Transportation today and tomorrow

Two books that blew my mind

I have a piece in the latest issue of the American Prospect called “This Is How You’ll Get There.” It’s a review of two books: Traffic: Why We Drive the Way We Do (and What It Says About Us), by journalist Tom Vanderbilt, and Reinventing the Automobile: Personal Urban Mobility for the 21st Century, by three brilliant supergeeks (two from GM’s advanced auto division; one from MIT’s Smart Cities program). I know book reviews aren’t the most exciting genre in the world, but I quite like this one, mainly because the books kind of blew my mind. The first is …

Take this show off the road

Want to green the Olympics? Stop moving them around

Photo courtesy BinoCanada via FlickrFor all the efforts to minimize the impact of the Olympics, one big solution never gets taken seriously. So much of the environmental and financial cost of the games comes from cities trying to build facilities that suit both a massive, two-week influx of athletes and spectators and also the long-term needs of locals. So you get things like Montreal’s Olympic Stadium, built for the 1976 summer games and not paid off in full until 2006. Or the “spookily quiet, deserted” Olympic village Tom Philpott saw in Turin, Italy, two years after the games there. The …

If only they had snow

The 10 greenest and brownest things about Vancouver

Courtesy Ecstaticist via FlickrAll eyes are on are Vancouver this month — not just on the Olympics, but on the city itself.  Is the world’s biggest athletic circus making the city a better place to live in the long term?  A worse one?  Or is it just putting the global spotlight on strengths and weaknesses that will persist long after the games?  The David Suzuki Foundation, a prominent Canadian environmental group based in Vancouver, has a mildly optimistic take. It gives the games a “bronze” medal for green efforts, praising the smartly designed venues, fairly compact layout of the games, …

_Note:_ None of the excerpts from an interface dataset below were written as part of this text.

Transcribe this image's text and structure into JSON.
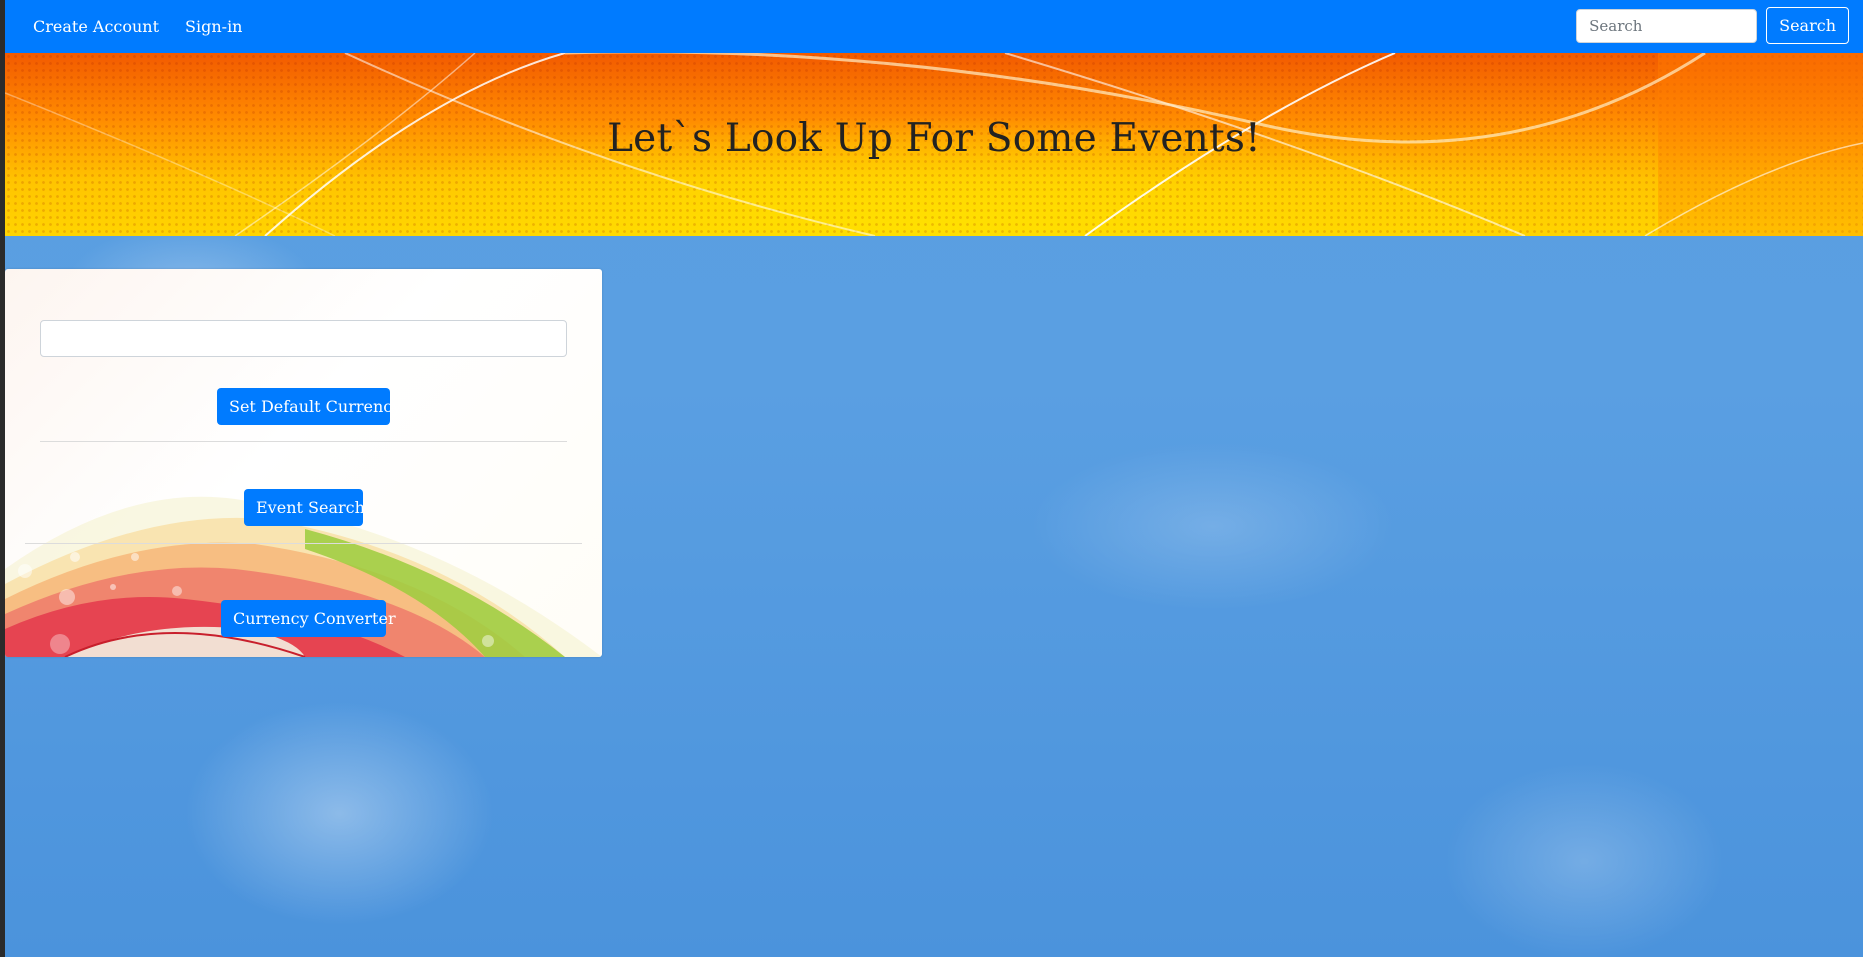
{
  "navbar": {
    "links": [
      {
        "label": "Create Account"
      },
      {
        "label": "Sign-in"
      }
    ],
    "search": {
      "placeholder": "Search",
      "button_label": "Search"
    }
  },
  "hero": {
    "title": "Let`s Look Up For Some Events!"
  },
  "card": {
    "currency_input_value": "",
    "set_default_currency_label": "Set Default Currency",
    "event_search_label": "Event Search",
    "currency_converter_label": "Currency Converter"
  },
  "colors": {
    "primary": "#007bff",
    "sky": "#5a9ee0",
    "hero_orange": "#ff8a00",
    "hero_yellow": "#ffd400"
  }
}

Unnatural Habitat

What do coyotes want in Manhattan? Real estate

Early Sunday morning, a campus security officer at Columbia University saw three unusual animals hanging out in front of Lewisohn Hall, one of the school’s classroom buildings. The officer called NYPD, and according to a memo from the school’s public safety chief, the responding officers spotted one of the animals before it slinked away. They recognized it as a coyote. A second sighting was also reported by school employees on Sunday, the memo said, although police couldn’t confirm that one. I’m a graduate of Columbia’s journalism school (just two buildings south of Lewisohn Hall) and an adjunct professor there, so …

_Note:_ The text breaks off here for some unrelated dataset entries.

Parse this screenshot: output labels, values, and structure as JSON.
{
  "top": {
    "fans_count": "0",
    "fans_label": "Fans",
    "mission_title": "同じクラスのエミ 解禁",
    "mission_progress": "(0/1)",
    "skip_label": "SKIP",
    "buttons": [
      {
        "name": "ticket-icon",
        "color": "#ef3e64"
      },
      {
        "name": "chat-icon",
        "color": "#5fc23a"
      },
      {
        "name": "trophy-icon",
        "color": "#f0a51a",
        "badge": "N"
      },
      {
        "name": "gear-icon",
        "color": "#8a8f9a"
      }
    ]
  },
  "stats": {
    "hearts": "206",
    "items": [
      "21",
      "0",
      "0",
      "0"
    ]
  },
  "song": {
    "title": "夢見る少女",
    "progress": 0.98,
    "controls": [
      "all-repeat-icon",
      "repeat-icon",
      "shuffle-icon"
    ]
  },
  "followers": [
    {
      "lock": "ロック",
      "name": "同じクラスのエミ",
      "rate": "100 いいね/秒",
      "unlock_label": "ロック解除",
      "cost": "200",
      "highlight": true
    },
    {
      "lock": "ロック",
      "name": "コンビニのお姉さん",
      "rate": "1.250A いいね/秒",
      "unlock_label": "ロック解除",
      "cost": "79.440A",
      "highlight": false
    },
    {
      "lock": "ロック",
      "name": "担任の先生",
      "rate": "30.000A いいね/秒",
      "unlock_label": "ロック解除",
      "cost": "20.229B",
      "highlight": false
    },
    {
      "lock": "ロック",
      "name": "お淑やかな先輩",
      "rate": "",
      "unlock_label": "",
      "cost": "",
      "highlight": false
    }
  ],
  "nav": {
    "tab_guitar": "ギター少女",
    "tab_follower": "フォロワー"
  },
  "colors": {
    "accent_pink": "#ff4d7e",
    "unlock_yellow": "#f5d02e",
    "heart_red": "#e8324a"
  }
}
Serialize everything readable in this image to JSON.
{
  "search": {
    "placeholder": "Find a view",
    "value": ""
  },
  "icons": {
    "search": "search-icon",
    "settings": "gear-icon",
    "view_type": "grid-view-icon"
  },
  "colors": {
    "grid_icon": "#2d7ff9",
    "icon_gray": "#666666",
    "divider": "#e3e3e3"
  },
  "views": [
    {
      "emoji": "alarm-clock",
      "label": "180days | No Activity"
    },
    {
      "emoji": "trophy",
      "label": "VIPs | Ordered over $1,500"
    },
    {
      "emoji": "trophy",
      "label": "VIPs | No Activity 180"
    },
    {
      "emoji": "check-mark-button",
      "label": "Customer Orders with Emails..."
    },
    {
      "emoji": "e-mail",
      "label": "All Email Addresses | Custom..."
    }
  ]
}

Picking up the PACE

San Francisco commits $150 million to green homes

Monday night I was having drinks in downtown San Francisco with some seriously smart people — top-level IBM scientists and strategists involved in Big Blue’s Smarter Planet initiative.  Given the room’s collective interest in creating smart electrical grids, smart water systems, advanced electric car batteries and other green technologies, the talk naturally turned to how to create sustainable cities. Solar panel installation in San Francisco.Photo courtesy bkusler via FlickrThe technology largely exists, the IBMers agreed, but what’s really needed is a great leap forward in financial engineering to allow cities to finance all the cool stuff being developed in labs …

what it looks like

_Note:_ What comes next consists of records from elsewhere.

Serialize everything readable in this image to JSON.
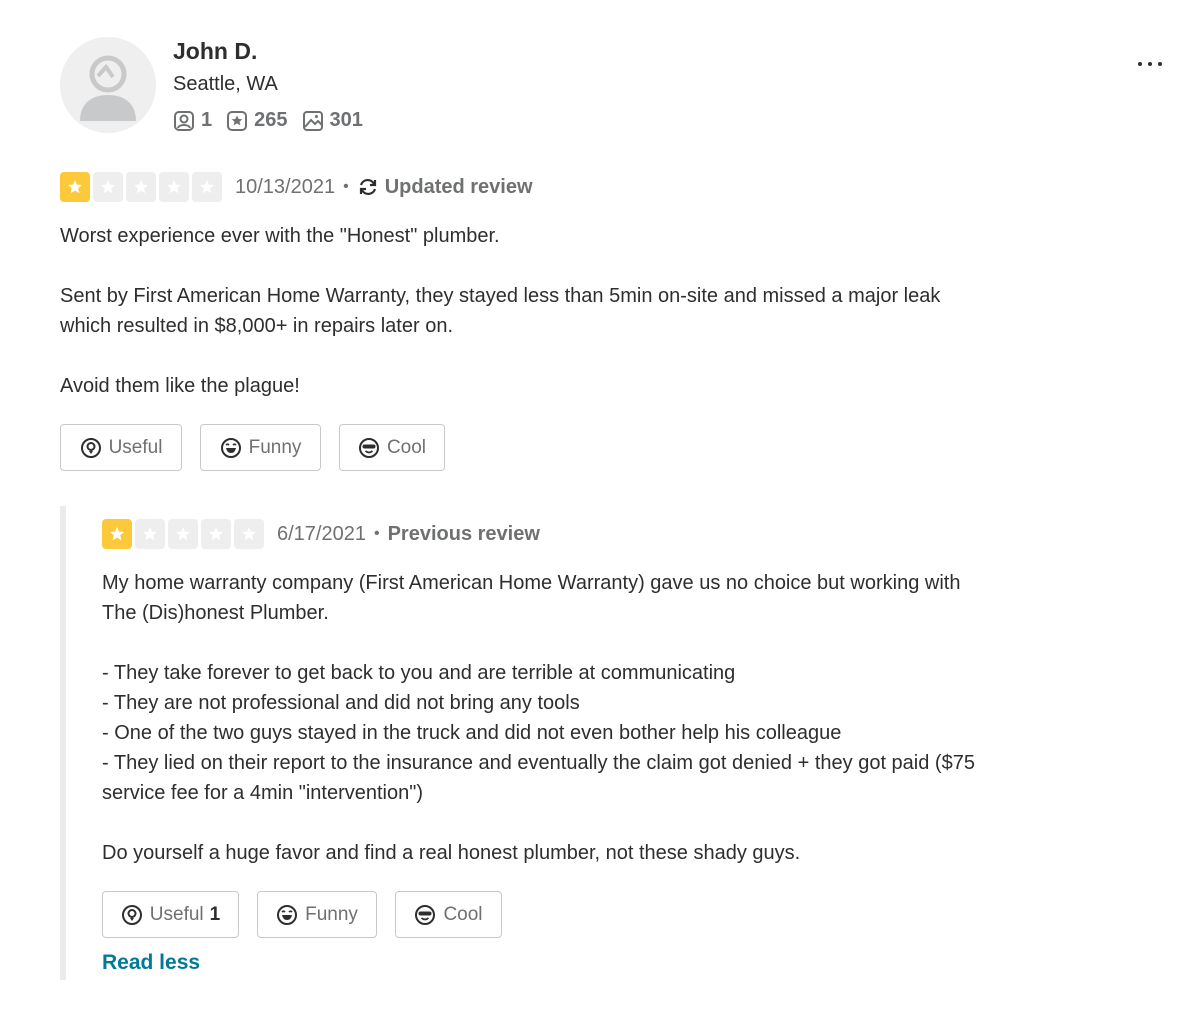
{
  "user": {
    "name": "John D.",
    "location": "Seattle, WA",
    "friends": "1",
    "reviews": "265",
    "photos": "301"
  },
  "updated_review": {
    "rating": 1,
    "date": "10/13/2021",
    "separator": "•",
    "type_label": "Updated review",
    "text": "Worst experience ever with the \"Honest\" plumber.\n\nSent by First American Home Warranty, they stayed less than 5min on-site and missed a major leak\nwhich resulted in $8,000+ in repairs later on.\n\nAvoid them like the plague!",
    "buttons": {
      "useful": "Useful",
      "funny": "Funny",
      "cool": "Cool"
    }
  },
  "previous_review": {
    "rating": 1,
    "date": "6/17/2021",
    "separator": "•",
    "type_label": "Previous review",
    "text": "My home warranty company (First American Home Warranty) gave us no choice but working with\nThe (Dis)honest Plumber.\n\n- They take forever to get back to you and are terrible at communicating\n- They are not professional and did not bring any tools\n- One of the two guys stayed in the truck and did not even bother help his colleague\n- They lied on their report to the insurance and eventually the claim got denied + they got paid ($75\nservice fee for a 4min \"intervention\")\n\nDo yourself a huge favor and find a real honest plumber, not these shady guys.",
    "buttons": {
      "useful": "Useful",
      "useful_count": "1",
      "funny": "Funny",
      "cool": "Cool"
    },
    "read_less": "Read less"
  },
  "colors": {
    "star_filled": "#fcc93a",
    "star_empty": "#eeeeee",
    "link": "#027a97",
    "muted": "#6e7072"
  }
}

Smart Growth even makes snowstorms better

Mixed land use is a tenet of Smart Growth development that has a lot of virtues. But the name is boring and not very descriptive. Here’s Matt Yglesias describing what it’s like to live in a mixed-use D.C. neighborhood: The building where I live turns out to be a really good place to pass a prolonged snow emergency. The complex includes a supermarket, a gym, a delicious sandwich place, and a coffee shop so you can easily meet all your key needs without leaving for days at a time. The downside is that I’m now realizing it’s been almost 48 …

Welcome to the new Grist. Tell us what you think, or if it's your first time learn about us. Grist is celebrating 15 years. ×